Since the building is square, the four facades are similar. The north and south elevations are identical as are the east and west elevations. On each side of the ground level are arched projections which crearte shallow porches. On the second story, these projections continue to the roof, creating an alcove on the east for the bench in the courtroom. On the north and south sides the projections creating the porches become nearly flush with the building wall, thus creating balconies. These balconies are decorated with slabs of limestone positioned vertically and horizontally to create the effect of a railing in recent years problems with water leakage have developed from these features.
Window openings are spanned with both lintels and arches. All the office and jury room openings as well as the corner courtroom window openings have lintels of limestone and contain double hung sashes with two narrow lights in each sash. The stairway and center courtroom window openings are spanned with segmental arches and contain three-light transoms and paired double-hung sashes each of which is similar to those in the other openings.
Following acquisition by the Baptist Church, to accommodate services, two interior load bearing walls were removed from the ground floor, and a truss was installed above the courtroom floor to support the second floor. Otherwise the building is in virtually original condition; few old Texas courthouses have more original fabric intact. The courthouse has never had plumbing installed; outside privies were used.
The Old Irion County Courthouse possesses local historic and architectural significance. The building represents the ear:Ly history of the county and it possesses fine architectural details. Located in West Texas, Irion County is primarily ranching country. The county was created from Tom Green County and organized in 1889, and named for Robert A. Irion, a doctor of medicine who practiced his profession in Nacogdoches, Texas,and who became a leader of the Republic of Texas. By 1890, the county population was 870 and in 1973 the population was only about 1,200.
The Old Irion County Courthouse is distinguished architecturally by imposing form and attractive details, and historically by its role in the growth of West Texas. Designed and built by the firm of Martin and Moodie of Comanche, Texas, prominent West Texas contractors, the building has fine details of exterior masonry and of interior wood and metal work.

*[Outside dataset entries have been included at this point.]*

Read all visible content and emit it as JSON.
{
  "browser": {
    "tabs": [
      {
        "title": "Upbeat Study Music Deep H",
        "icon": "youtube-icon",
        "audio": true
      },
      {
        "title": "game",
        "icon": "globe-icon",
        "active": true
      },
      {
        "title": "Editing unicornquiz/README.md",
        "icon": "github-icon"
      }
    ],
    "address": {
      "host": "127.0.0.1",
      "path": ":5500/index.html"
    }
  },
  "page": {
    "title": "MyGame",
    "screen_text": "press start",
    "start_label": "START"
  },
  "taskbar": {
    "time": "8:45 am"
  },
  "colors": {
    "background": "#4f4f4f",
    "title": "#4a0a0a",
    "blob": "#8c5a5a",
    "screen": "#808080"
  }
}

The courthouse was completed in the spring of 1901 at a cost of $20,500. Two stories high, the building originally had four offices on the first floor and jury rooms and a courtroom on the second. The courthouse was used until 1936, when Irion County voted to move the county seat to Mertzon by a 453-222 margin. After it was abandoned by county officials, the courthouse was used by the Sherwood Homemakers Club until 1951, when it was bought and used by the Baptist Church. In 1966 a private owner bought the property and donated the use of it to the community of Sherwood. The annual Sherwood Homecoming has been held on the courthouse lawn in June since 1956.
Building Completion Date: 1939

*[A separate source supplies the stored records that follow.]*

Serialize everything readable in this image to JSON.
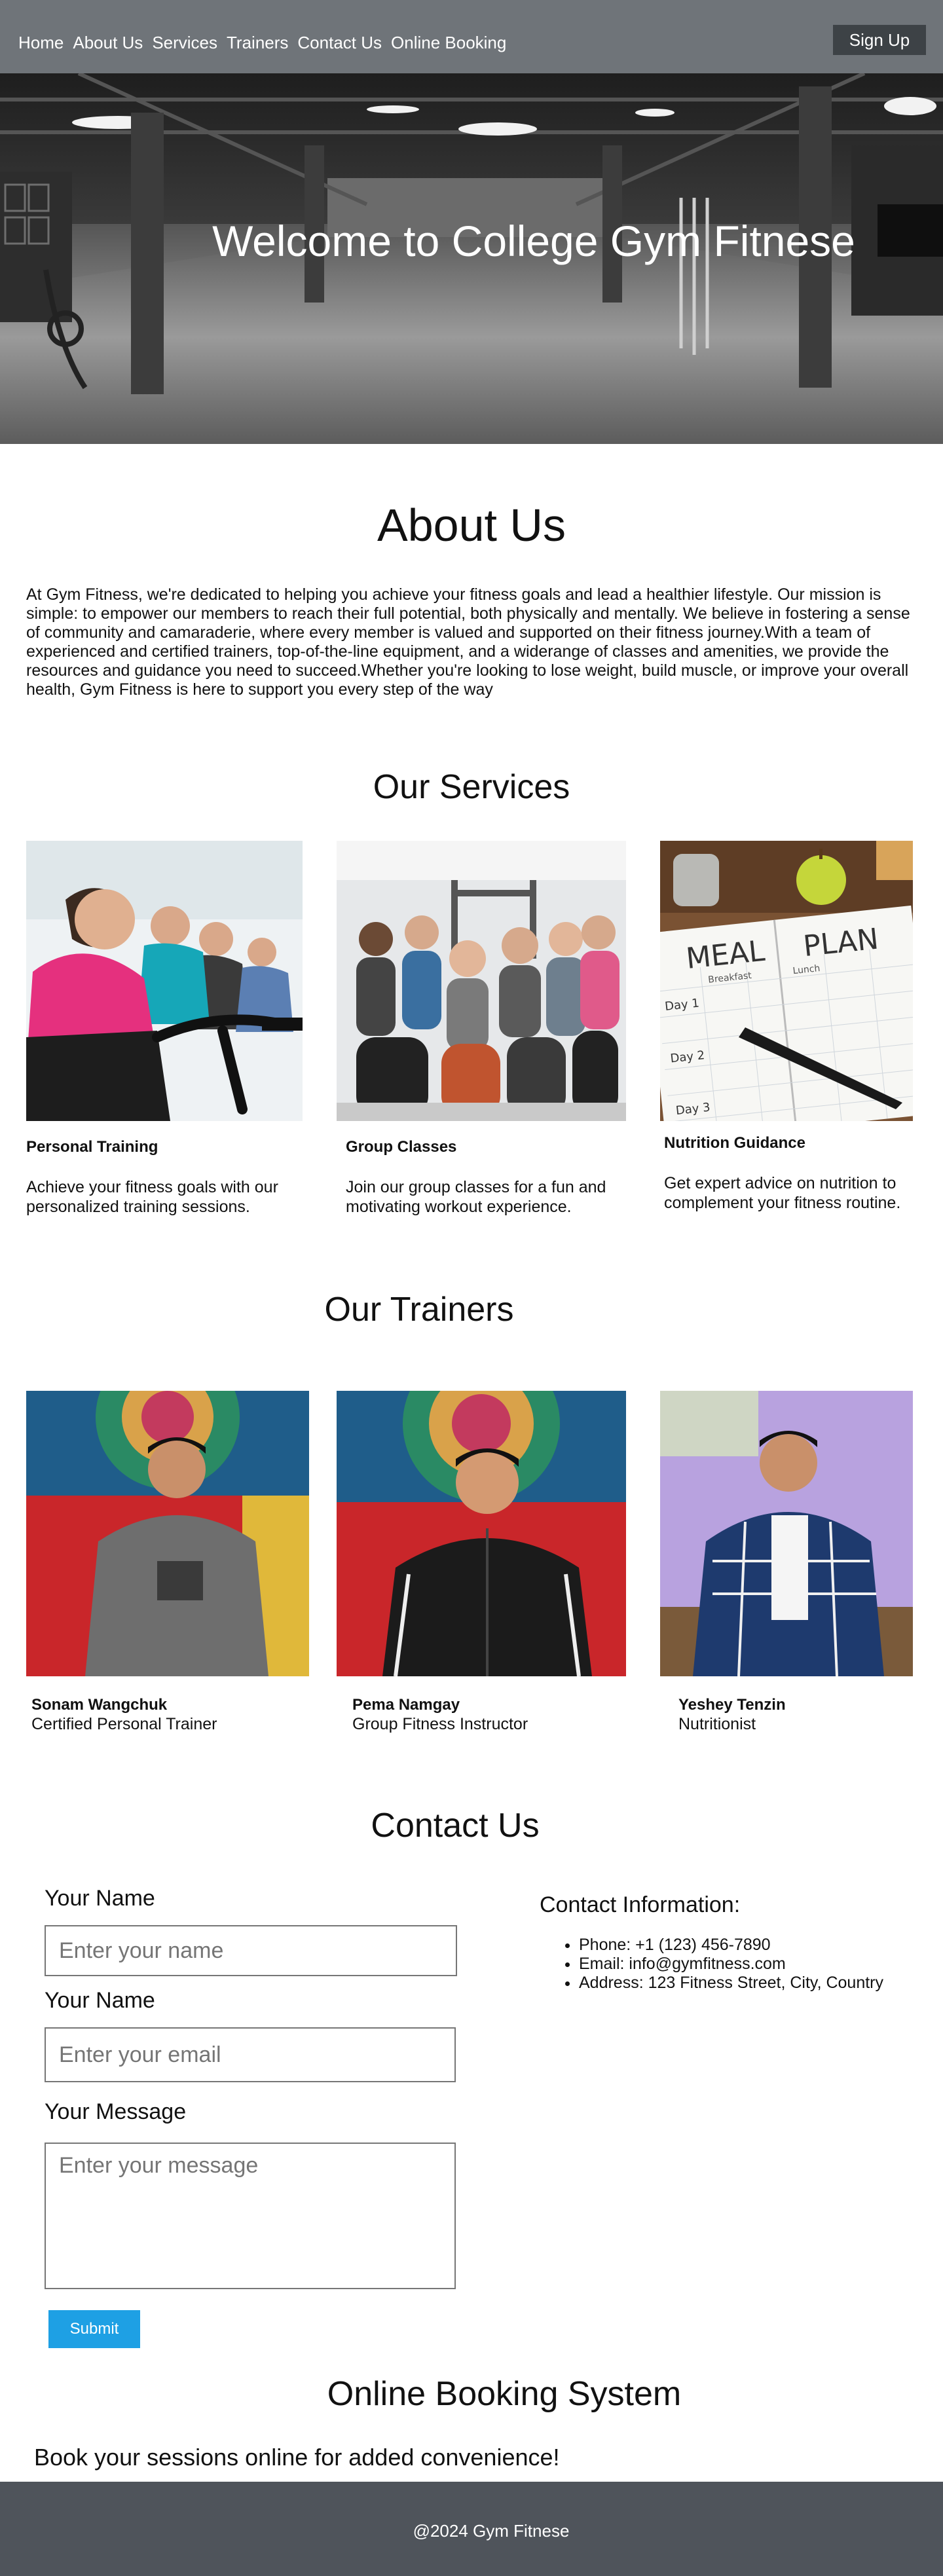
{
  "nav": {
    "links": [
      "Home",
      "About Us",
      "Services",
      "Trainers",
      "Contact Us",
      "Online Booking"
    ],
    "signup_label": "Sign Up"
  },
  "hero": {
    "title": "Welcome to College Gym Fitnese"
  },
  "about": {
    "title": "About Us",
    "text": "At Gym Fitness, we're dedicated to helping you achieve your fitness goals and lead a healthier lifestyle. Our mission is simple: to empower our members to reach their full potential, both physically and mentally. We believe in fostering a sense of community and camaraderie, where every member is valued and supported on their fitness journey.With a team of experienced and certified trainers, top-of-the-line equipment, and a widerange of classes and amenities, we provide the resources and guidance you need to succeed.Whether you're looking to lose weight, build muscle, or improve your overall health, Gym Fitness is here to support you every step of the way"
  },
  "services": {
    "title": "Our Services",
    "items": [
      {
        "name": "Personal Training",
        "desc": "Achieve your fitness goals with our personalized training sessions."
      },
      {
        "name": "Group Classes",
        "desc": "Join our group classes for a fun and motivating workout experience."
      },
      {
        "name": "Nutrition Guidance",
        "desc": "Get expert advice on nutrition to complement your fitness routine."
      }
    ],
    "meal_plan": {
      "meal": "MEAL",
      "plan": "PLAN",
      "breakfast": "Breakfast",
      "lunch": "Lunch",
      "day1": "Day 1",
      "day2": "Day 2",
      "day3": "Day 3"
    }
  },
  "trainers": {
    "title": "Our Trainers",
    "items": [
      {
        "name": "Sonam Wangchuk",
        "role": "Certified Personal Trainer"
      },
      {
        "name": "Pema Namgay",
        "role": "Group Fitness Instructor"
      },
      {
        "name": "Yeshey Tenzin",
        "role": "Nutritionist"
      }
    ]
  },
  "contact": {
    "title": "Contact Us",
    "name_label": "Your Name",
    "name_placeholder": "Enter your name",
    "email_label": "Your Name",
    "email_placeholder": "Enter your email",
    "message_label": "Your Message",
    "message_placeholder": "Enter your message",
    "submit_label": "Submit",
    "info_title": "Contact Information:",
    "phone": "Phone: +1 (123) 456-7890",
    "email": "Email: info@gymfitness.com",
    "address": "Address: 123 Fitness Street, City, Country"
  },
  "booking": {
    "title": "Online Booking  System",
    "text": "Book your sessions online for added convenience!"
  },
  "footer": {
    "text": "@2024 Gym Fitnese"
  },
  "colors": {
    "nav_bg": "#6f7479",
    "signup_bg": "#3d4246",
    "submit_bg": "#1ea0e4",
    "footer_bg": "#4f545b"
  }
}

County Seat: Mertzon
Present Status: Existing. Active
Architect: David S. Castle
Architectural Style: Art Deco
General Contractor: Balfanz Construction Company
Building Materials/Description: 3-story brick structure. Very simple rectangular building with many windows. $94,622